> Prompt: Gather from the listing below each line that includes the word "icon", and copy it.

> Provided records:
******************************

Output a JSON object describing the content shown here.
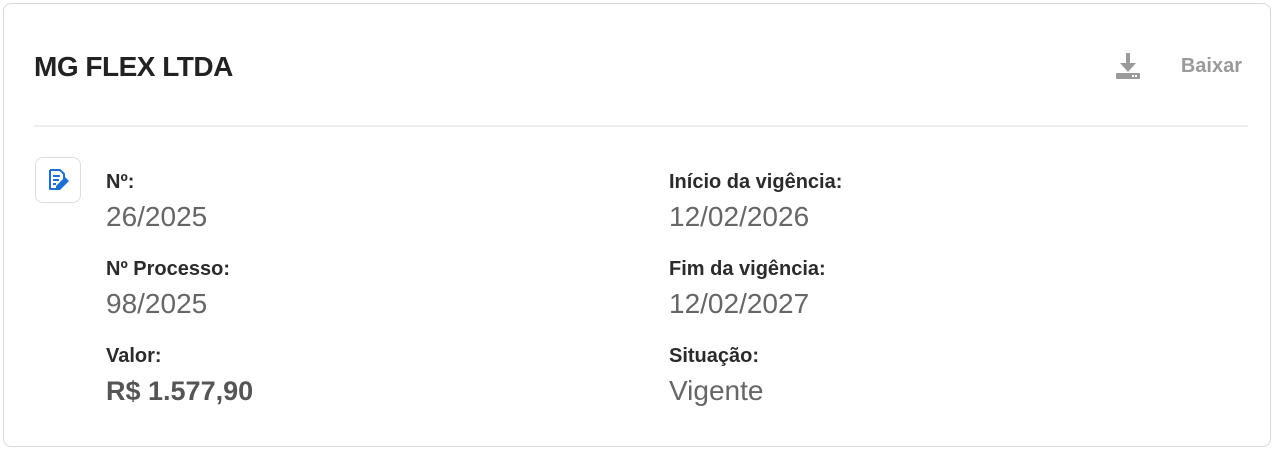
{
  "card": {
    "title": "MG FLEX LTDA",
    "download_label": "Baixar",
    "download_icon": "download-icon",
    "doc_icon": "document-edit-icon",
    "accent_color": "#1f6fd1"
  },
  "fields": {
    "numero": {
      "label": "Nº:",
      "value": "26/2025"
    },
    "processo": {
      "label": "Nº Processo:",
      "value": "98/2025"
    },
    "valor": {
      "label": "Valor:",
      "value": "R$ 1.577,90"
    },
    "inicio": {
      "label": "Início da vigência:",
      "value": "12/02/2026"
    },
    "fim": {
      "label": "Fim da vigência:",
      "value": "12/02/2027"
    },
    "situacao": {
      "label": "Situação:",
      "value": "Vigente"
    }
  }
}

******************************

> Response below:
    "download_icon": "download-icon",
    "doc_icon": "document-edit-icon",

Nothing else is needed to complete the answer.